Don’t Be a Child’s Last Coach

Don’t Be a Child’s Last Coach
Published: 2020-09-02

The belief that sport participation can play a positive role in youth and adolescent development is both an integral part of many sport program mission statements, as well as being a central reason why parents encourage their children to participate in these programs. But just what about the sport experience builds character, develops resiliency, shapes fitness and sport skills and contributes to long term well-being? Where exactly do all of the benefits come from? 

Regardless of the sport type or level of play, an essential common denominator in supporting both a positive experience and positive long term athletic and overall development is the coach. Research has shown that a coach has the ability to make or break the sport experience for an athlete with negative coaching experiences contributing to athlete withdrawal from participation at a young age. While concerns over the impact that poor or bad coaching choices can have on developing athletes is an important topic, it is also important to explore things that help a coach have a positive impact on an athlete’s well-being and development.
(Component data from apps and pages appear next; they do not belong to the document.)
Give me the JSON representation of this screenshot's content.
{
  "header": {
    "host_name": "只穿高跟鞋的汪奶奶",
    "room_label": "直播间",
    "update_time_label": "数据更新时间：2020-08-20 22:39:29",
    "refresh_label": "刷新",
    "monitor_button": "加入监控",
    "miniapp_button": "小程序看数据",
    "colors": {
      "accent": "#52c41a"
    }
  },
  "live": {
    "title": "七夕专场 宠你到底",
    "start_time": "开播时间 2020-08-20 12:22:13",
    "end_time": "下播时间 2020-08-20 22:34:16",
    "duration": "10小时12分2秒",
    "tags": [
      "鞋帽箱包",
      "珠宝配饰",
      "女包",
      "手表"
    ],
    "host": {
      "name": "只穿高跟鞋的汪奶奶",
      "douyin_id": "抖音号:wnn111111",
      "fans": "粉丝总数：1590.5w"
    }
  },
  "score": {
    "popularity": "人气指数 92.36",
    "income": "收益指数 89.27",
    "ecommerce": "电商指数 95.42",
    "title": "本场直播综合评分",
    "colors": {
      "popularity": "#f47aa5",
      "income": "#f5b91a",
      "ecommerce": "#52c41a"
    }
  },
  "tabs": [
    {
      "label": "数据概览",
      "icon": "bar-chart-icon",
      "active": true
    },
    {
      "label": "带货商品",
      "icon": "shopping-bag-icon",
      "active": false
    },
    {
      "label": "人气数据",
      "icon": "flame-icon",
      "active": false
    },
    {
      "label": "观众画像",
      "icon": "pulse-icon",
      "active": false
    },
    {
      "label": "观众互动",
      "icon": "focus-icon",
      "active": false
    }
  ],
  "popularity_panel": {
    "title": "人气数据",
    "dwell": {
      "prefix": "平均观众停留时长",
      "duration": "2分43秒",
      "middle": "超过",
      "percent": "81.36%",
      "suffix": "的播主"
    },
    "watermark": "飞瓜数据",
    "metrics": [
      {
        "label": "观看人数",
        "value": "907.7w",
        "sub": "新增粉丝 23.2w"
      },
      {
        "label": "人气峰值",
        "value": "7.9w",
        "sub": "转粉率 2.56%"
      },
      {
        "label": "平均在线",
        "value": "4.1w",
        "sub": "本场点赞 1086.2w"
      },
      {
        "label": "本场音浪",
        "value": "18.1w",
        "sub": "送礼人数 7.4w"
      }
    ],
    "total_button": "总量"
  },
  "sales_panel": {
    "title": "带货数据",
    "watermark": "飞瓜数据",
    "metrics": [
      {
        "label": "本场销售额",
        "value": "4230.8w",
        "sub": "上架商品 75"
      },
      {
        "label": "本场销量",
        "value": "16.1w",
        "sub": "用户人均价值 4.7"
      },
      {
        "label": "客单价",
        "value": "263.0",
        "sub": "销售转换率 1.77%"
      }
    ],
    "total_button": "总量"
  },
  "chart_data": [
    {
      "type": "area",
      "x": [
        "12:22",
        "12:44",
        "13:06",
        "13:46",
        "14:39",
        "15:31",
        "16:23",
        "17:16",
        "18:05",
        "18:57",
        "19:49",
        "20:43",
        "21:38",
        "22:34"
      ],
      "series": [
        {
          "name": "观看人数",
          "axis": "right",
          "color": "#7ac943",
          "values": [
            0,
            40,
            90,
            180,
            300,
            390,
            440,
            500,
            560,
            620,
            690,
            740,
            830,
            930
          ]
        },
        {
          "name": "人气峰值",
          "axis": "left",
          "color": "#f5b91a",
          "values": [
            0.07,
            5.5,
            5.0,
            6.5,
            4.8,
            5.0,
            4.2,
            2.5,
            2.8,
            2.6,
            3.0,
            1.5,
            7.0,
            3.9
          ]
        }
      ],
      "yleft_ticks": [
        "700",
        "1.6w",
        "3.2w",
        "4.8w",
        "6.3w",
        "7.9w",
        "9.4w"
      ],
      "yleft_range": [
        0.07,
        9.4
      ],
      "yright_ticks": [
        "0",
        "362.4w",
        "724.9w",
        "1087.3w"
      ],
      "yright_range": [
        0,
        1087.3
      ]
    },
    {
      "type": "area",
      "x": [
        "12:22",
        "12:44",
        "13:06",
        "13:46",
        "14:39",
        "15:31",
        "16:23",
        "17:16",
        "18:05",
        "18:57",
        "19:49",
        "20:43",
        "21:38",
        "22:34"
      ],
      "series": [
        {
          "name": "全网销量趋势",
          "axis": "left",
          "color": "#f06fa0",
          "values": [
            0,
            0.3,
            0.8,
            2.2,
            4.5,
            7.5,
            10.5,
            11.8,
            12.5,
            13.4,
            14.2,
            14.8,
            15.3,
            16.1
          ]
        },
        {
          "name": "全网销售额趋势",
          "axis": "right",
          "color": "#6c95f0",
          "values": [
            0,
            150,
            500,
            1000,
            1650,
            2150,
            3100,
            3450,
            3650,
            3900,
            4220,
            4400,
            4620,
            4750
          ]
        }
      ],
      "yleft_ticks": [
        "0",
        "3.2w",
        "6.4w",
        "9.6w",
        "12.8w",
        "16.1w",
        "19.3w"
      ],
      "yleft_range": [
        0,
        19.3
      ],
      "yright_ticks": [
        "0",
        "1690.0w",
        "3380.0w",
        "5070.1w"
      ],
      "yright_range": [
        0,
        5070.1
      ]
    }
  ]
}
When striving to be a positive role model and teacher for developing athletes, it is necessary to move beyond practice plan design to also consider ‘how’ you coach. As a starting point, consider the following: 

  • What is your why? Why exactly do you coach? More specifically, why are you coaching in your current context? What do you want your athletes to gain from their time with you? It can be easy to get caught up in personal ambitions or the competitive updraft of even the youngest levels of sport and lose sight of who the youth sport experience is supposed to be about – the youth. Starting off each season and even each practice with a clear understanding of your ‘why’ for working with this group of athletes. Use your ‘why’ as a daily filter for making decisions and when reflecting on your coaching actions to see if your actions are aligned with your motivation and intentions.

Coach with team

  • Meet your athletes where they are, not where you want them to be. This means approaching each team, each athlete, and each practice with a fresh set of eyes. This means considering things like personal and unique motivation, learning background, and the acquired skills that support learning or that need to be developed. Shifting your coaching focus to how you can adjust your teaching and practice designs to meet athletes’ needs for learning is essential when working with developing athletes. 

  • Model the behavior you want to teach and those you expect to see in your athletes, even when you think they aren’t watching. This applies not only to how you interact with other coaches and officials on the field, but also off field and social media interactions as well. Even at the volunteer youth level, the role of coach carries clout both with athletes and within communities. How you treat others, how you handle frustration, and how you communicate will all be more visible due to the elevated role of being a coach.  

  • With limited practice time and looming competitions, it can be tempting to focus only on the physical and immediate parts of practice such as the drills, tactics and fitness work. This leave athletes with the impression that what they do in and out of practice are not related. Look for opportunities to make talking about healthy eating, proper hydration and adequate rest a part of your routine coaching conversations. Don’t forget to model these things as well.

Fruit

  • Set clear and consistent expectations for behavior as members of your team. Avoid lectures about ‘good’ and ‘bad’ behaviors and don’t assume that your athletes know where you stand. Talk about the standard of behavior you expect not only as athletes during practice but also as people. Be clear about your views on topics such as bullying and hazing as well as what you think it means to be a hard worker and a supportive teammate. Provide clear examples and be consistent with how you support and reward positive behaviors.    

Coaching is a demanding yet rewarding endeavor. Having a positive impact on the short- and long-term development of your athletes comes from considering, planning for and consistently focusing on your actions and interactions as a coach during the many small moments that are a part of your routine interactions with your athletes. Taking time to consider ‘how’ you are approaching coaching, in addition to planning the ‘what’ of practice, provides the necessary foundation to create a positive learning environment that can support the positive growth expectations affiliated with youth sport.